It is wrong for religious teachings to be forced upon others, for such reason the American Republic was established with the purpose of securing, not granting, divinely endowed rights that protect humanity from tyrannical oppression and define the purpose of public authority.

One might argue that a religious inclination in the public sphere permits for coercive policies that force those who are unreligious to live religious lifestyles. This, however, is not the case, as religion and reason are not mutually exclusive but are mutually beneficial. Acknowledging the detrimental effects of tobacco and proposing a restriction on tobacco products would not force a person to engage in LDS faith which abides by the Word of Wisdom.

The structure and content of religious freedom in America encourage the exercise of faith in creating just law and must be upheld.

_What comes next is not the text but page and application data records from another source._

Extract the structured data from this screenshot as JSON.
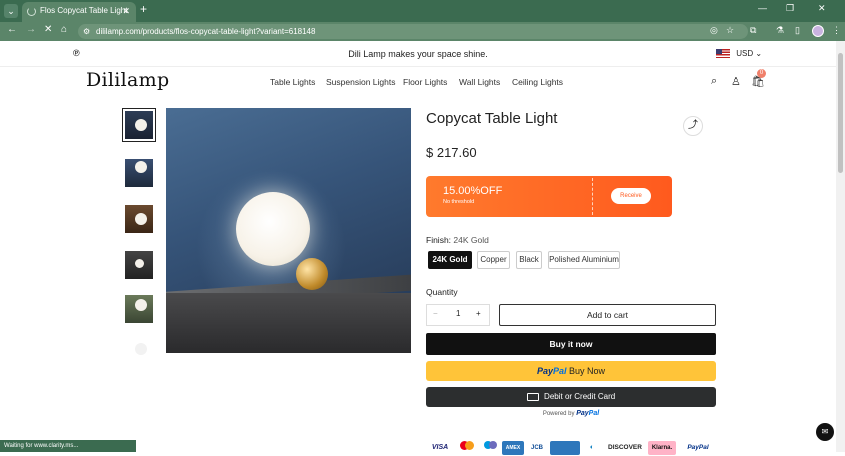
{
  "browser": {
    "tab_title": "Flos Copycat Table Light",
    "url": "dililamp.com/products/flos-copycat-table-light?variant=618148",
    "status": "Waiting for www.clarity.ms..."
  },
  "announcement": {
    "message": "Dili Lamp makes your space shine.",
    "currency": "USD"
  },
  "header": {
    "logo": "Dililamp",
    "menu": [
      "Table Lights",
      "Suspension Lights",
      "Floor Lights",
      "Wall Lights",
      "Ceiling Lights"
    ],
    "cart_count": "0"
  },
  "product": {
    "title": "Copycat Table Light",
    "price": "$ 217.60",
    "coupon": {
      "discount": "15.00%OFF",
      "note": "No threshold",
      "button": "Receive"
    },
    "finish_label": "Finish:",
    "finish_value": "24K Gold",
    "options": [
      "24K Gold",
      "Copper",
      "Black",
      "Polished Aluminium"
    ],
    "quantity_label": "Quantity",
    "quantity": "1",
    "add_to_cart": "Add to cart",
    "buy_now": "Buy it now",
    "paypal_buy_now": "Buy Now",
    "card_button": "Debit or Credit Card",
    "powered_by": "Powered by",
    "paypal_word1": "Pay",
    "paypal_word2": "Pal"
  },
  "payments": [
    "VISA",
    "",
    "",
    "AMEX",
    "JCB",
    "",
    "",
    "DISCOVER",
    "Klarna.",
    "PayPal"
  ],
  "colors": {
    "accent": "#ff5a1e",
    "paypal_yellow": "#ffc439",
    "browser_green": "#3b6b50"
  }
}
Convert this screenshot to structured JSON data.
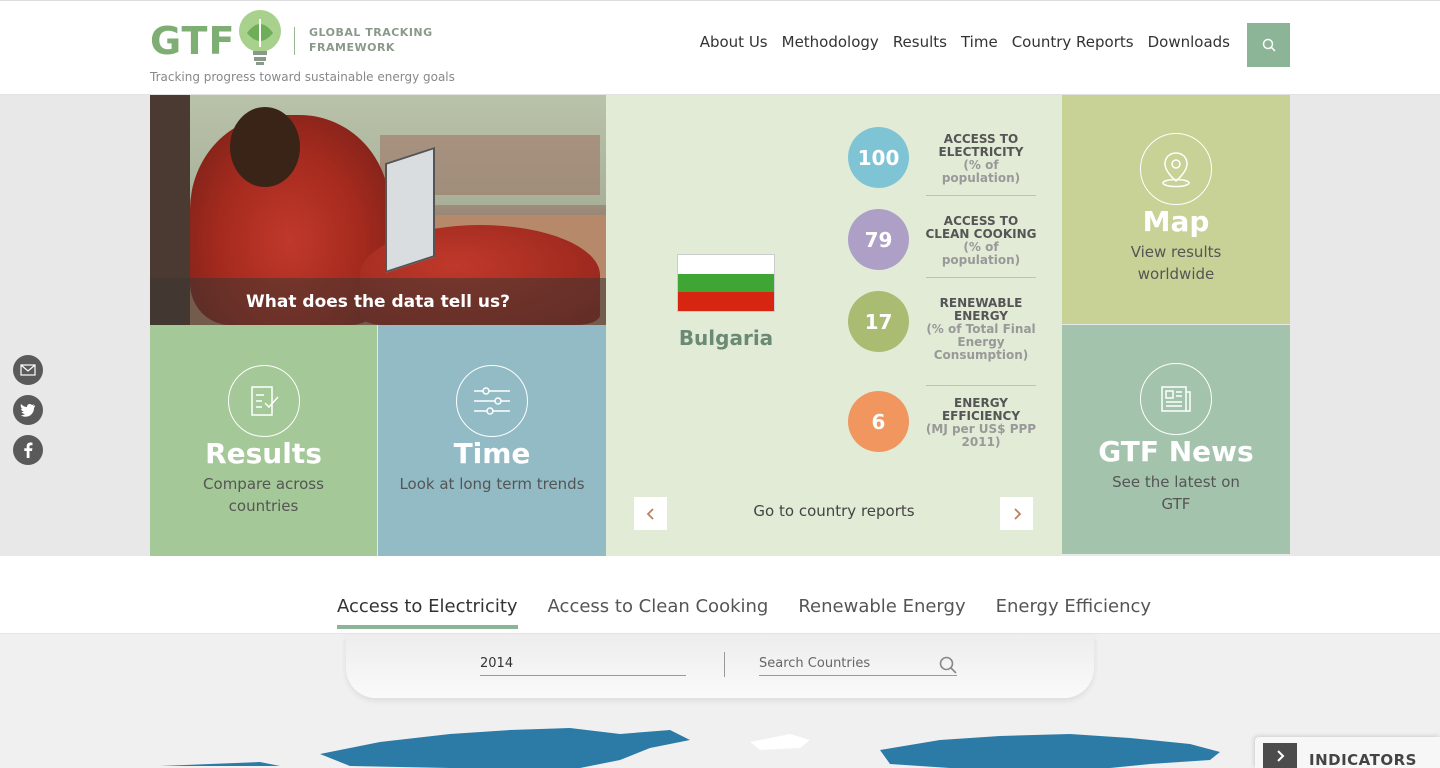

While it does not permit the establishment of a national religion, nor governmental action that favors one religion over another, it encourages basic religious beliefs that create a moral society.

It’s true today as it was in 1922, “America is great because she is good, and if America ever ceases to be good, America will cease to be great.”